Psalm 27:8, “When You said, ‘Seek My face,’ My heart said to You, ‘Your face, Lord, I will seek.’”
Here the Psalmist receives a command from God to seek God’s face. The Psalmist then responds by faith saying from his heart, “Your face, Lord, I will seek.” This is a great example of praying Scripture back to God, as well as a response of faith to that which is written in the Bible.
Psalm 32:5, “I acknowledged my sin to You, And my iniquity I have not hidden. I said, ‘I will confess my transgressions to the Lord,’ And You forgave the iniquity of my sin. Selah.
In Psalm 32:5 we find salvific language dealing with sin and an affirmation of forgiveness of sin, or the issue that is at the heart of the Book of Romans gospel. Interestingly, we have here the affirmation of the need for prayer to the Lord in the first person, “I will confess my transgressions to the Lord.” The rightful response of the reader should be, “I ought to confess my transgressions to the Lord.” And if the reader does, God’s response is to forgive the iniquity of his sin. This powerful verse explains the focal point of responding to God in repentance and faith.
Two items are of special note in Psalm 32:5, the Person to whom we should ask forgiveness is the Lord. Here we have a parallel to 1 John 1:9-2:2, in which John points us to confess our sins to our Advocate, Jesus the Righteous One. Then in Psalm 32:5, the desire for prayer is followed by the affirmation, “and You forgave the iniquity of my sin.” Hence, the person who has the authority to forgive is God alone. Was this not the same teaching with which the Pharisees wrestled with Jesus in Luke 5:21, “Who can forgive sins but God alone?” And yes, God alone can forgive sins. And God Himself became flesh and dwelt among us through His Son Jesus!
Psalm 41:4, “I said, ‘Lord, be merciful to me; Heal my soul, for I have sinned against You.’
In this third scripted prayer to the Lord, the reader cries out for mercy and requests healing. The reader admits that he has sinned against the Lord! In a way, Psalm 41 provides the direct terminology to the guidance provided in Psalm 32.
These three pleas for mercy are well summarized by another confession in the Book of Psalms:
Psalm 119:176, “I have gone astray like a lost sheep; Seek Your servant, For I do not forget Your commandments.

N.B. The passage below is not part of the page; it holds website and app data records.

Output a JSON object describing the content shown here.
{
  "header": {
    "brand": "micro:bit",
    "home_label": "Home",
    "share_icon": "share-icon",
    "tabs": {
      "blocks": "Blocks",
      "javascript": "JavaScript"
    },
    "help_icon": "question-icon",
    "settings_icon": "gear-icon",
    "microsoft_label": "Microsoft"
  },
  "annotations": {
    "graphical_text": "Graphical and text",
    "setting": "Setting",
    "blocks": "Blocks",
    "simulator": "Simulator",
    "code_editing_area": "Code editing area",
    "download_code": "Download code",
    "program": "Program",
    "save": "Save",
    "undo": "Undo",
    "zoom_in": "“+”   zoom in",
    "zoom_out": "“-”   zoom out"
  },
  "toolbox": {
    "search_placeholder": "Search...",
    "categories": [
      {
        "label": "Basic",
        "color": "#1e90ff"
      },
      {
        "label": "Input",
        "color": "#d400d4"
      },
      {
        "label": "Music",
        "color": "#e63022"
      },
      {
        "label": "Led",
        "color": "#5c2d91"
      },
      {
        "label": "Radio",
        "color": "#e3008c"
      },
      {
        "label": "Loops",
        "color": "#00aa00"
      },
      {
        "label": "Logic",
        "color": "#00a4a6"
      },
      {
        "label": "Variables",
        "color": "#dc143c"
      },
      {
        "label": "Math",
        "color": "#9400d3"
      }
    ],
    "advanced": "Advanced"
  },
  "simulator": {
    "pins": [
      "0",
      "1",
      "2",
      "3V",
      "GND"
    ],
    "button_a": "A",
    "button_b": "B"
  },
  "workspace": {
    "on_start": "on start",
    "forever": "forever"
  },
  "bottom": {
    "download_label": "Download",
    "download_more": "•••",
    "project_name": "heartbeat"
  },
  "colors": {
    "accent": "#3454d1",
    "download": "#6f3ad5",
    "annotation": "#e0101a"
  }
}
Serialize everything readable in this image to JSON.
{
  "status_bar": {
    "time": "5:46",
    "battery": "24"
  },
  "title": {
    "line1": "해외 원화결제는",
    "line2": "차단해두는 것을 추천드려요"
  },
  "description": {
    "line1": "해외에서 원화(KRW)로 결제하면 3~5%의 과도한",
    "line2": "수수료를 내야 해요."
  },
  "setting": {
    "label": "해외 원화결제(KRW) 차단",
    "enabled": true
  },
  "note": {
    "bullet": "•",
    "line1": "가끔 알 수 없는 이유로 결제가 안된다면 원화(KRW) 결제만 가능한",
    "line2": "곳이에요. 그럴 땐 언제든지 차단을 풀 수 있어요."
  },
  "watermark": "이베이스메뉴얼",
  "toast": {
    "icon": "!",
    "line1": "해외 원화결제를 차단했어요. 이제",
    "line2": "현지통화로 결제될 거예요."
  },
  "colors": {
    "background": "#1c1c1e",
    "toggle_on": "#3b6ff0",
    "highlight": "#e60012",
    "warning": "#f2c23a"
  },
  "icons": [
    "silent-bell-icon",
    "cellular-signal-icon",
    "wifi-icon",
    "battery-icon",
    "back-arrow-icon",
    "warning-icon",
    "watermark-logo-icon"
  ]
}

Direct pleas for mercy. All of them in the Bible. And all of them in the first person singular. Powerful prayers from the pen of God. Prayers which He will hear and answer!